(Page and application data records)
+ + + +
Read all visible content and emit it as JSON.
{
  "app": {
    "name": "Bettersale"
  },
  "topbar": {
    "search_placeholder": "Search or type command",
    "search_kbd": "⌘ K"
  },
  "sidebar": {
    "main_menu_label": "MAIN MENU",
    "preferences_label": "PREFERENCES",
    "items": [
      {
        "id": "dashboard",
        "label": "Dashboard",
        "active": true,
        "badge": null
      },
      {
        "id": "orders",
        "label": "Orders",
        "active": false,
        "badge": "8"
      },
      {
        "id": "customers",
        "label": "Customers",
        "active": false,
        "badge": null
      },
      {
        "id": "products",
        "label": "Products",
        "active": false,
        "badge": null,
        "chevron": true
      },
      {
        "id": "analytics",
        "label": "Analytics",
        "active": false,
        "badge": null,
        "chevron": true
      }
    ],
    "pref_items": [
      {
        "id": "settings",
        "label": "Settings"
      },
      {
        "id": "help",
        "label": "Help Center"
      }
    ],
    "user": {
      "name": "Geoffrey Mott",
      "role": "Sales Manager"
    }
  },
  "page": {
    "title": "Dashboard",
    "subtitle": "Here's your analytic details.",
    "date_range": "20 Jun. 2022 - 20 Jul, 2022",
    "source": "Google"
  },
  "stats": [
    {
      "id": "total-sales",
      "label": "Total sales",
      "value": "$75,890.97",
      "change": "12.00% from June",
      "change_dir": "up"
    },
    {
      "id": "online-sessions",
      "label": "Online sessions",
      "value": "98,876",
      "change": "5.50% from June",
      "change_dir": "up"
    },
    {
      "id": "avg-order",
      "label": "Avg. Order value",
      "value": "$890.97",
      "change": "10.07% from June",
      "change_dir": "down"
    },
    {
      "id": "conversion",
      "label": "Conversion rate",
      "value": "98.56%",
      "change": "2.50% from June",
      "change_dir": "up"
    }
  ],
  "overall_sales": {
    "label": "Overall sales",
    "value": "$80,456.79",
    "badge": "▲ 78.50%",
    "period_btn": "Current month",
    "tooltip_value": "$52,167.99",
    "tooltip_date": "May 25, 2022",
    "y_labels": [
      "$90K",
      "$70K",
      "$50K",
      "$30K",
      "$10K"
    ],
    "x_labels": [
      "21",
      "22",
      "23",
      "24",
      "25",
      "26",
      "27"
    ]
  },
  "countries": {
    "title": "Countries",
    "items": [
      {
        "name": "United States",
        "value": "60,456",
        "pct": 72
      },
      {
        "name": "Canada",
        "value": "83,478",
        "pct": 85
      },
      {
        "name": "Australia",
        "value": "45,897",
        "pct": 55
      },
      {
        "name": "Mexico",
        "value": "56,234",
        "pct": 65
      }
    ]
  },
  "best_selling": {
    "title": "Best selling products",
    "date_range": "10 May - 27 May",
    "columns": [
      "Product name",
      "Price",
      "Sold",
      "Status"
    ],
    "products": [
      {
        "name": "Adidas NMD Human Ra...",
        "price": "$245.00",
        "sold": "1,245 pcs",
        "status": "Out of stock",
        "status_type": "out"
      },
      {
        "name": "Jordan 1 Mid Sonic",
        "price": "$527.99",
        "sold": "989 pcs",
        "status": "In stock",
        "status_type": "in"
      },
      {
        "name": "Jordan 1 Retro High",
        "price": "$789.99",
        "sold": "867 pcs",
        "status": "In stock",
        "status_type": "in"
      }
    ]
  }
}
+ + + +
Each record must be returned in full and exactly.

#### RESULT OF THIS TASK:
Read all visible content and emit it as JSON.
{
  "app": {
    "name": "Bettersale"
  },
  "topbar": {
    "search_placeholder": "Search or type command",
    "search_kbd": "⌘ K"
  },
  "sidebar": {
    "main_menu_label": "MAIN MENU",
    "preferences_label": "PREFERENCES",
    "items": [
      {
        "id": "dashboard",
        "label": "Dashboard",
        "active": true,
        "badge": null
      },
      {
        "id": "orders",
        "label": "Orders",
        "active": false,
        "badge": "8"
      },
      {
        "id": "customers",
        "label": "Customers",
        "active": false,
        "badge": null
      },
      {
        "id": "products",
        "label": "Products",
        "active": false,
        "badge": null,
        "chevron": true
      },
      {
        "id": "analytics",
        "label": "Analytics",
        "active": false,
        "badge": null,
        "chevron": true
      }
    ],
    "pref_items": [
      {
        "id": "settings",
        "label": "Settings"
      },
      {
        "id": "help",
        "label": "Help Center"
      }
    ],
    "user": {
      "name": "Geoffrey Mott",
      "role": "Sales Manager"
    }
  },
  "page": {
    "title": "Dashboard",
    "subtitle": "Here's your analytic details.",
    "date_range": "20 Jun. 2022 - 20 Jul, 2022",
    "source": "Google"
  },
  "stats": [
    {
      "id": "total-sales",
      "label": "Total sales",
      "value": "$75,890.97",
      "change": "12.00% from June",
      "change_dir": "up"
    },
    {
      "id": "online-sessions",
      "label": "Online sessions",
      "value": "98,876",
      "change": "5.50% from June",
      "change_dir": "up"
    },
    {
      "id": "avg-order",
      "label": "Avg. Order value",
      "value": "$890.97",
      "change": "10.07% from June",
      "change_dir": "down"
    },
    {
      "id": "conversion",
      "label": "Conversion rate",
      "value": "98.56%",
      "change": "2.50% from June",
      "change_dir": "up"
    }
  ],
  "overall_sales": {
    "label": "Overall sales",
    "value": "$80,456.79",
    "badge": "▲ 78.50%",
    "period_btn": "Current month",
    "tooltip_value": "$52,167.99",
    "tooltip_date": "May 25, 2022",
    "y_labels": [
      "$90K",
      "$70K",
      "$50K",
      "$30K",
      "$10K"
    ],
    "x_labels": [
      "21",
      "22",
      "23",
      "24",
      "25",
      "26",
      "27"
    ]
  },
  "countries": {
    "title": "Countries",
    "items": [
      {
        "name": "United States",
        "value": "60,456",
        "pct": 72
      },
      {
        "name": "Canada",
        "value": "83,478",
        "pct": 85
      },
      {
        "name": "Australia",
        "value": "45,897",
        "pct": 55
      },
      {
        "name": "Mexico",
        "value": "56,234",
        "pct": 65
      }
    ]
  },
  "best_selling": {
    "title": "Best selling products",
    "date_range": "10 May - 27 May",
    "columns": [
      "Product name",
      "Price",
      "Sold",
      "Status"
    ],
    "products": [
      {
        "name": "Adidas NMD Human Ra...",
        "price": "$245.00",
        "sold": "1,245 pcs",
        "status": "Out of stock",
        "status_type": "out"
      },
      {
        "name": "Jordan 1 Mid Sonic",
        "price": "$527.99",
        "sold": "989 pcs",
        "status": "In stock",
        "status_type": "in"
      },
      {
        "name": "Jordan 1 Retro High",
        "price": "$789.99",
        "sold": "867 pcs",
        "status": "In stock",
        "status_type": "in"
      }
    ]
  }
}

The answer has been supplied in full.